If you think your computer might have spyware on it, experts advise that you take three steps: Get an antispyware program from a vendor you know and trust. Set it to scan on a regular basis, at a minimum, once per week, or every time you start your computer, if possible. And, delete any software programs the antispyware program detects that you don’t want on your computer.
Having a spyware-free computer is a wonderful thing. Not only does it save your sanity, it protects your privacy. Take a proactive approach when it comes to spyware and you’ll have a happy, healthy computer on your hands.
Spyware is on the minds of every computer geek in the online world. It’s become such a massive issue that it has created an entire industry around fixing the problem. Computer repair business is booming and anti-spyware software is flying off the shelves. This is all thanks to the computer spyware put out by a number of hackers throughout cyber space.
In short, computer spyware is software that is put on your computer without you knowing it. This happens through downloads and emails. For instance, while your computer is successfully downloading a new toolbar for your web browser, some spyware may have leached on to that download, thus entering your system with the toolbar.
The spyware issue goes far beyond a meaningless violation of privacy. While some computer spyware serves to annoy through never-ending pop-ups, others actually spy on your every online move, gathering very personal information.
The information that computer spyware can obtain is quite startling. Bank account information, credit card numbers, home mortgage rates, grocery orders, and social security numbers are just a few of those personal pieces of information that computer spyware snatches up.
Once the computer spyware pulls together all of this information, it sends it back to the hacker, who in turn may use it for their own use or sell it to a third party. Either way, the result can’t be good. Computer spyware has become a major factor in the business of identity theft these days.
What Can I Do?

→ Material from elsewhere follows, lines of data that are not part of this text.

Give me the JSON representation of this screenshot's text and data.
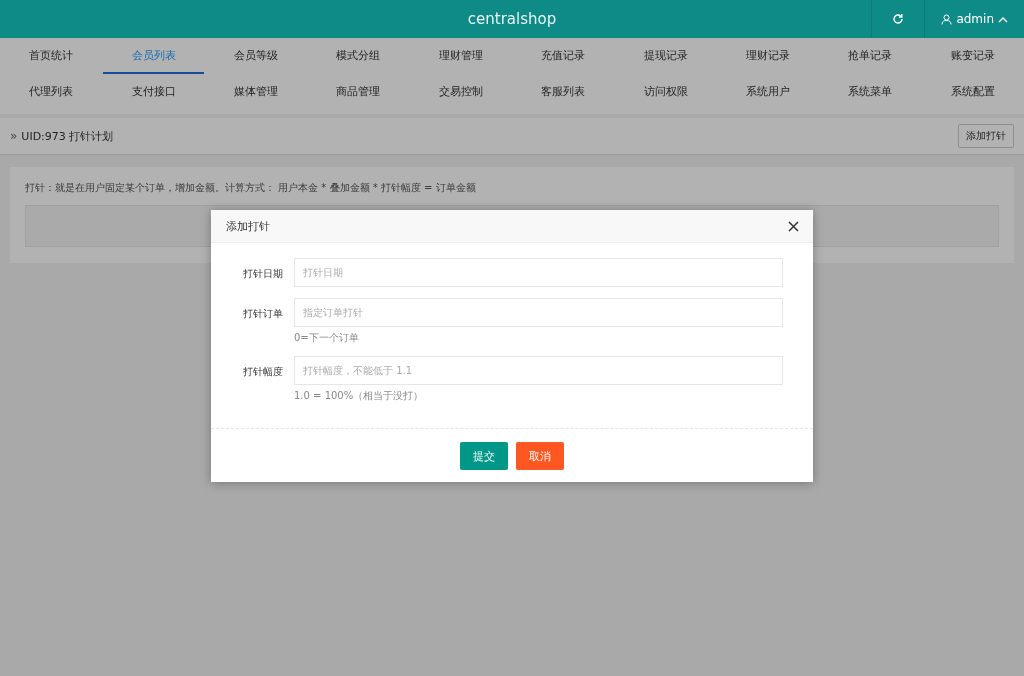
{
  "header": {
    "title": "centralshop",
    "user": "admin"
  },
  "nav": [
    {
      "label": "首页统计",
      "selected": false
    },
    {
      "label": "会员列表",
      "selected": true
    },
    {
      "label": "会员等级",
      "selected": false
    },
    {
      "label": "模式分组",
      "selected": false
    },
    {
      "label": "理财管理",
      "selected": false
    },
    {
      "label": "充值记录",
      "selected": false
    },
    {
      "label": "提现记录",
      "selected": false
    },
    {
      "label": "理财记录",
      "selected": false
    },
    {
      "label": "抢单记录",
      "selected": false
    },
    {
      "label": "账变记录",
      "selected": false
    },
    {
      "label": "代理列表",
      "selected": false
    },
    {
      "label": "支付接口",
      "selected": false
    },
    {
      "label": "媒体管理",
      "selected": false
    },
    {
      "label": "商品管理",
      "selected": false
    },
    {
      "label": "交易控制",
      "selected": false
    },
    {
      "label": "客服列表",
      "selected": false
    },
    {
      "label": "访问权限",
      "selected": false
    },
    {
      "label": "系统用户",
      "selected": false
    },
    {
      "label": "系统菜单",
      "selected": false
    },
    {
      "label": "系统配置",
      "selected": false
    }
  ],
  "breadcrumb": {
    "marker": "»",
    "title": "UID:973 打针计划",
    "button": "添加打针"
  },
  "info": "打针：就是在用户固定某个订单，增加金额。计算方式： 用户本金 * 叠加金额 * 打针幅度 = 订单金额",
  "dialog": {
    "title": "添加打针",
    "fields": [
      {
        "label": "打针日期",
        "placeholder": "打针日期"
      },
      {
        "label": "打针订单",
        "placeholder": "指定订单打针",
        "hint": "0=下一个订单"
      },
      {
        "label": "打针幅度",
        "placeholder": "打针幅度，不能低于 1.1",
        "hint": "1.0 = 100%（相当于没打）"
      }
    ],
    "submit": "提交",
    "cancel": "取消"
  }
}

While identifying computer spyware can be quite easy when the entire system is paralyzed and performance has ground to a halt, it can also go virtually undetected until something more serious occurs, like unexplained charges on your credit card. This type of computer spyware doesn’t affect your computer’s functionality. It continues with business as usual while the spyware works behind the scenes watching your every keystroke.
You can take several simple steps to avoid infecting your computer with any new computer spyware. This includes avoiding pop-ups, never downloading from unknown sources, and deleting spam emails before opening them. In general, it is a good idea to be careful when interacting with any person or website online with which you are unfamiliar.
The best way to fight computer spyware is with anti-spyware software. This software serves as an insurance policy for you and every piece of information that appears across the screen or is typed into the keyboard.
Many people find themselves being too trusting of the Internet and everything that is offered on it. Unfortunately, predators lurk in the virtual world the same way they do in the real world. Hackers always have a malicious intent when it comes to computer spyware.
Anti-spyware software is the best way to help you achieve peace of mind in the online world. While it is always a good idea to avoid unknown sites and files, anti-spyware software will do the work for you.
Make sure to shop around when deciding which anti-spyware software is best for you. While they all help to clean out your computer, some are much more effective than others. The free software usually gets rid of some spyware, but the more formal programs available for purchase usually do a better job.